Pick out each line in these entries that contains the string "reid".

_ _ _ _ _ _ _

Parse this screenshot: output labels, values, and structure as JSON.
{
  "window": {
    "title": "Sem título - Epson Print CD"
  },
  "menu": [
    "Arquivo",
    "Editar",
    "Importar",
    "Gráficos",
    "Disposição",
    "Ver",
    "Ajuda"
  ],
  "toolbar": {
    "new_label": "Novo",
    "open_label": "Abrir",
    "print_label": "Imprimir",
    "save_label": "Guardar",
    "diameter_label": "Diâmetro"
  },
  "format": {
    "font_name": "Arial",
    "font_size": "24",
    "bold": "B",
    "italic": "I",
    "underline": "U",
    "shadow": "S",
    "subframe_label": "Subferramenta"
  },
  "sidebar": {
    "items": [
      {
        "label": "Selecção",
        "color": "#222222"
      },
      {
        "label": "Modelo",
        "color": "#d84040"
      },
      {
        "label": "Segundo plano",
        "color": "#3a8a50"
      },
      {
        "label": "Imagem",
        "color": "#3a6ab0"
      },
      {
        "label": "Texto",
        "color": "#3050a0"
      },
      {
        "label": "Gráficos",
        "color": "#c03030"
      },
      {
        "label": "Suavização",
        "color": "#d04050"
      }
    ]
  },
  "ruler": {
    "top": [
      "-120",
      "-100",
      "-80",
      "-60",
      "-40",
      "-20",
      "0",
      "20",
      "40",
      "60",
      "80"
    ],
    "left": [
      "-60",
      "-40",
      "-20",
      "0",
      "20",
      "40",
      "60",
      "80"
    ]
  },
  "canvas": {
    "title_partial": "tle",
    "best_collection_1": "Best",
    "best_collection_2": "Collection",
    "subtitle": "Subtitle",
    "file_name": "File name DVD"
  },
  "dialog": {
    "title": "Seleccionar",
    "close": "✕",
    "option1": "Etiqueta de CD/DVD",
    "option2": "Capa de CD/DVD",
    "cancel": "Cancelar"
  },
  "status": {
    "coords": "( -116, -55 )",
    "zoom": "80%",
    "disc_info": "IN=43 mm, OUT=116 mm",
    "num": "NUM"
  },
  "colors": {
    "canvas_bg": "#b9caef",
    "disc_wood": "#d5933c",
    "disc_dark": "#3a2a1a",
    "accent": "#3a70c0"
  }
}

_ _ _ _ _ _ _

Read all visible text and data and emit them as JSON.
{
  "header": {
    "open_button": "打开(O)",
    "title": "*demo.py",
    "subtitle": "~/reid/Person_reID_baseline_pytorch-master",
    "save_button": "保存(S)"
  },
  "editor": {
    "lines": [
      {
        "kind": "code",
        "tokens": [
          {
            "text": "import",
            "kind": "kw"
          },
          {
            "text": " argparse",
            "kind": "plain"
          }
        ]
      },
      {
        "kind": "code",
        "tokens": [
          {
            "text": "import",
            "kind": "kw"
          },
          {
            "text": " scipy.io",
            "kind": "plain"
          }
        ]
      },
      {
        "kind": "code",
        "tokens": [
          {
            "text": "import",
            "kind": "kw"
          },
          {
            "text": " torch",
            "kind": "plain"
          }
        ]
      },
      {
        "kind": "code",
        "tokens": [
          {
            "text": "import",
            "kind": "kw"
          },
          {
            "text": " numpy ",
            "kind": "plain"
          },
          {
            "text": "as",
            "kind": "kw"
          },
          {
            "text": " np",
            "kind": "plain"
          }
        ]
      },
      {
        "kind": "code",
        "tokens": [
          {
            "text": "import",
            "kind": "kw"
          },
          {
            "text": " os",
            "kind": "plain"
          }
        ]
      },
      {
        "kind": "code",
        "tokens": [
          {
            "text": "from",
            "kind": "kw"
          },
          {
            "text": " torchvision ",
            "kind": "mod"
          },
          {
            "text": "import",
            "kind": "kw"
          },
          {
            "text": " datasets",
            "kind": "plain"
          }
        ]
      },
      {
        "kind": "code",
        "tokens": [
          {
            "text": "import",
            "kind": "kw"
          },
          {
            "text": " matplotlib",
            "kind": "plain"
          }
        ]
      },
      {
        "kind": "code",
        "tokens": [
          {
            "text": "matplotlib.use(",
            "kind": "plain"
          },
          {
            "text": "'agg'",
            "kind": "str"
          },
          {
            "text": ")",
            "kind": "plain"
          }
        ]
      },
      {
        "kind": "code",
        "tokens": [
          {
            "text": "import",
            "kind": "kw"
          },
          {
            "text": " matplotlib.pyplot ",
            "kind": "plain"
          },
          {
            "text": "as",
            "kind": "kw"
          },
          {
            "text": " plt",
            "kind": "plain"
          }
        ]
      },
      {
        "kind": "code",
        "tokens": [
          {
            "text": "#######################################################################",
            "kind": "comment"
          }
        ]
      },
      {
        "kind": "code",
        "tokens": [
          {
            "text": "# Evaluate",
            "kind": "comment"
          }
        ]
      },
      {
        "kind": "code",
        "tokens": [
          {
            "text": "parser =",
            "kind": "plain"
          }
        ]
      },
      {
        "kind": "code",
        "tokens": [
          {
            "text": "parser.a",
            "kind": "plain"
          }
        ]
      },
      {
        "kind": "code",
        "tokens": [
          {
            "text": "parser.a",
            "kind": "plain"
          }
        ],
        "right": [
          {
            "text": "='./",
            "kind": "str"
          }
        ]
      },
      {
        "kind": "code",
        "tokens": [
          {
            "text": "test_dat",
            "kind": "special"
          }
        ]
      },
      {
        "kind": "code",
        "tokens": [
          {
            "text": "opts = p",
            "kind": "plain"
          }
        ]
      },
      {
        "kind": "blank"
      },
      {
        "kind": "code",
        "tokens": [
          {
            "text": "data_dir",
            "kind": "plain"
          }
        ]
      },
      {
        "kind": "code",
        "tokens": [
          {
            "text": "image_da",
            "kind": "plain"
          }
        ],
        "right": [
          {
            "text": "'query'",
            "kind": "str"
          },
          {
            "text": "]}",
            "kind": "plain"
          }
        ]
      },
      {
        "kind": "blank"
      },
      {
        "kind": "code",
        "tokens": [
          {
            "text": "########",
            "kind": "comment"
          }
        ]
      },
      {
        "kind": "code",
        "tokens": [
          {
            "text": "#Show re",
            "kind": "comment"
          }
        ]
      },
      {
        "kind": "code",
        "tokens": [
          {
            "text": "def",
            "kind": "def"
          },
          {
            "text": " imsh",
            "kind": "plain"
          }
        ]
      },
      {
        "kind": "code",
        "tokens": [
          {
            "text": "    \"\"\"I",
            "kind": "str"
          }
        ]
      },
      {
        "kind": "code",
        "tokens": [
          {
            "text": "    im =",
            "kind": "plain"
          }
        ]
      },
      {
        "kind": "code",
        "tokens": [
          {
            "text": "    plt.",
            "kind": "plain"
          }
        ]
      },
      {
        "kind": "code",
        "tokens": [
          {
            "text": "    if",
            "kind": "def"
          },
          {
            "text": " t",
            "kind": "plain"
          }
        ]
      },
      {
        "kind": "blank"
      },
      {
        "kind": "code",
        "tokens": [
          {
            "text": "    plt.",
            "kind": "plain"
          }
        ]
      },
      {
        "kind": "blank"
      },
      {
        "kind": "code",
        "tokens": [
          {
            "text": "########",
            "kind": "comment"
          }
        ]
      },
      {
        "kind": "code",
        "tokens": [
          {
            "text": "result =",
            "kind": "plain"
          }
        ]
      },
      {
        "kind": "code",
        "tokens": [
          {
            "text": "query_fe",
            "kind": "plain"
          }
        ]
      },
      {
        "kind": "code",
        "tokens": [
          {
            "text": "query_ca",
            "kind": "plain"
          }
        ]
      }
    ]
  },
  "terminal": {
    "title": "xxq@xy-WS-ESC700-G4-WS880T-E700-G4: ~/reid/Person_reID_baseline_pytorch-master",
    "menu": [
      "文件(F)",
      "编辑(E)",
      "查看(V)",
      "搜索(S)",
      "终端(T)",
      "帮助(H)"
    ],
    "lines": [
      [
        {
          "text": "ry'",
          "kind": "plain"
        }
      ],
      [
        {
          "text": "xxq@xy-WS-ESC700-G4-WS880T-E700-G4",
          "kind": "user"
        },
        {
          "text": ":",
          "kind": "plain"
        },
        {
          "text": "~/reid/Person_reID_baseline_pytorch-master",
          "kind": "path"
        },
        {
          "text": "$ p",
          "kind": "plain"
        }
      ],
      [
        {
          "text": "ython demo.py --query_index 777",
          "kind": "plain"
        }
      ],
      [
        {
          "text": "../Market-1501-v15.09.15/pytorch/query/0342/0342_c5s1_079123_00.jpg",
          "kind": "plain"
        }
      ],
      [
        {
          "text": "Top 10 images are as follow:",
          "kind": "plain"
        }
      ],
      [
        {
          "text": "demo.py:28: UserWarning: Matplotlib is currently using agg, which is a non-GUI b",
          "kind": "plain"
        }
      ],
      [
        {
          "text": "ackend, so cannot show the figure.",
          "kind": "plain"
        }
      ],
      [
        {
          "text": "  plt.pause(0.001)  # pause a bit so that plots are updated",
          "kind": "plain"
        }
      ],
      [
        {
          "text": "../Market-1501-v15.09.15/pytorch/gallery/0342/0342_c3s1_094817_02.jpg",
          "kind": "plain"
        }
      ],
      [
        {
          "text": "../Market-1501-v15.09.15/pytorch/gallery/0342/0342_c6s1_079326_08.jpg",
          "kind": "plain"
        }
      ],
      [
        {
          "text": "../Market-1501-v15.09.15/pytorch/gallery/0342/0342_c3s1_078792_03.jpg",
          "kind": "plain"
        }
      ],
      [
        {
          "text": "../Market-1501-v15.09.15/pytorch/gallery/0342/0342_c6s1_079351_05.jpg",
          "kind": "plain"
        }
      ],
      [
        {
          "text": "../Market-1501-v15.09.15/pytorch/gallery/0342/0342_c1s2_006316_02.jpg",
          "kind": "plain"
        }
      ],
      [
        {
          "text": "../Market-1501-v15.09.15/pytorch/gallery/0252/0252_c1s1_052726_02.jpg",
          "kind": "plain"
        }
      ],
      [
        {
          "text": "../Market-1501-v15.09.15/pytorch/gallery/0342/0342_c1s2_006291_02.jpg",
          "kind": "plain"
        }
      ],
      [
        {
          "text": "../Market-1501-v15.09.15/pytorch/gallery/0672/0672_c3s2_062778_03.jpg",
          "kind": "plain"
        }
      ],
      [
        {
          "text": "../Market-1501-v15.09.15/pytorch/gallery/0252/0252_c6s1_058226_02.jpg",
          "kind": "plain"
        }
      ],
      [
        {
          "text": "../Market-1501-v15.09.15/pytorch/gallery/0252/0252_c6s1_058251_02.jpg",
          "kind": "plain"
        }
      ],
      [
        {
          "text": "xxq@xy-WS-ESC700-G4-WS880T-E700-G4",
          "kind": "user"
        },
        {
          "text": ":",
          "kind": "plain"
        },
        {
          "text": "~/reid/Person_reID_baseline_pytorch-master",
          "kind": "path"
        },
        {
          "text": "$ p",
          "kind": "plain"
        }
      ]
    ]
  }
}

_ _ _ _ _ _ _

## Finished task
    "subtitle": "~/reid/Person_reID_baseline_pytorch-master",
    "title": "xxq@xy-WS-ESC700-G4-WS880T-E700-G4: ~/reid/Person_reID_baseline_pytorch-master",
          "text": "~/reid/Person_reID_baseline_pytorch-master",
          "text": "~/reid/Person_reID_baseline_pytorch-master",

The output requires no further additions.